Data records
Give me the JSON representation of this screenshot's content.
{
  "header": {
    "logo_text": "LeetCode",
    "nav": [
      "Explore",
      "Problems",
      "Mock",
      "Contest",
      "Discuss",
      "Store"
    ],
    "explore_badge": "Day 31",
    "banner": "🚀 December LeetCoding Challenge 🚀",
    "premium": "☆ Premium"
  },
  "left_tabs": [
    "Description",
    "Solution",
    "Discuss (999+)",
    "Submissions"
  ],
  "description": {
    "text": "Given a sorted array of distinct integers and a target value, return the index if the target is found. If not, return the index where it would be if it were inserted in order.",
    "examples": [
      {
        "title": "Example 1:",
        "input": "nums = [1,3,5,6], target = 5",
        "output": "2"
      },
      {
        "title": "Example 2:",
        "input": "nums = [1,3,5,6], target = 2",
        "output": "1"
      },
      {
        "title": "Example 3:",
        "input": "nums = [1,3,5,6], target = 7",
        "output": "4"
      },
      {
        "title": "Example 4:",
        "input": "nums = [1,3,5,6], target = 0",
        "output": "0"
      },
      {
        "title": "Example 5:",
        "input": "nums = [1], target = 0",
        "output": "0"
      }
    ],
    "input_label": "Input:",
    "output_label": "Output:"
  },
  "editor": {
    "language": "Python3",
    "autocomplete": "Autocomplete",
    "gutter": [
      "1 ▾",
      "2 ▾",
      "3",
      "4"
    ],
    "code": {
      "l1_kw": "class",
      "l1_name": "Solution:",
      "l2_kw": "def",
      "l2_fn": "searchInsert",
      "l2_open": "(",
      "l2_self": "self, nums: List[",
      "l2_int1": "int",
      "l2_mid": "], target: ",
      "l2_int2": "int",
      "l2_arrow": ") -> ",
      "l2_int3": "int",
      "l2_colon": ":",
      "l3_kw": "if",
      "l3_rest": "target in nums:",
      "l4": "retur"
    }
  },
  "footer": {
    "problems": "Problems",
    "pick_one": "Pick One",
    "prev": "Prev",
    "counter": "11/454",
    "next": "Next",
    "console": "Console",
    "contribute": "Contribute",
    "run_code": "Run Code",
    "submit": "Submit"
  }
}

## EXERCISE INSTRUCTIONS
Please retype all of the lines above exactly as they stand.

## YOUR RESPONSE
Give me the JSON representation of this screenshot's content.
{
  "header": {
    "logo_text": "LeetCode",
    "nav": [
      "Explore",
      "Problems",
      "Mock",
      "Contest",
      "Discuss",
      "Store"
    ],
    "explore_badge": "Day 31",
    "banner": "🚀 December LeetCoding Challenge 🚀",
    "premium": "☆ Premium"
  },
  "left_tabs": [
    "Description",
    "Solution",
    "Discuss (999+)",
    "Submissions"
  ],
  "description": {
    "text": "Given a sorted array of distinct integers and a target value, return the index if the target is found. If not, return the index where it would be if it were inserted in order.",
    "examples": [
      {
        "title": "Example 1:",
        "input": "nums = [1,3,5,6], target = 5",
        "output": "2"
      },
      {
        "title": "Example 2:",
        "input": "nums = [1,3,5,6], target = 2",
        "output": "1"
      },
      {
        "title": "Example 3:",
        "input": "nums = [1,3,5,6], target = 7",
        "output": "4"
      },
      {
        "title": "Example 4:",
        "input": "nums = [1,3,5,6], target = 0",
        "output": "0"
      },
      {
        "title": "Example 5:",
        "input": "nums = [1], target = 0",
        "output": "0"
      }
    ],
    "input_label": "Input:",
    "output_label": "Output:"
  },
  "editor": {
    "language": "Python3",
    "autocomplete": "Autocomplete",
    "gutter": [
      "1 ▾",
      "2 ▾",
      "3",
      "4"
    ],
    "code": {
      "l1_kw": "class",
      "l1_name": "Solution:",
      "l2_kw": "def",
      "l2_fn": "searchInsert",
      "l2_open": "(",
      "l2_self": "self, nums: List[",
      "l2_int1": "int",
      "l2_mid": "], target: ",
      "l2_int2": "int",
      "l2_arrow": ") -> ",
      "l2_int3": "int",
      "l2_colon": ":",
      "l3_kw": "if",
      "l3_rest": "target in nums:",
      "l4": "retur"
    }
  },
  "footer": {
    "problems": "Problems",
    "pick_one": "Pick One",
    "prev": "Prev",
    "counter": "11/454",
    "next": "Next",
    "console": "Console",
    "contribute": "Contribute",
    "run_code": "Run Code",
    "submit": "Submit"
  }
}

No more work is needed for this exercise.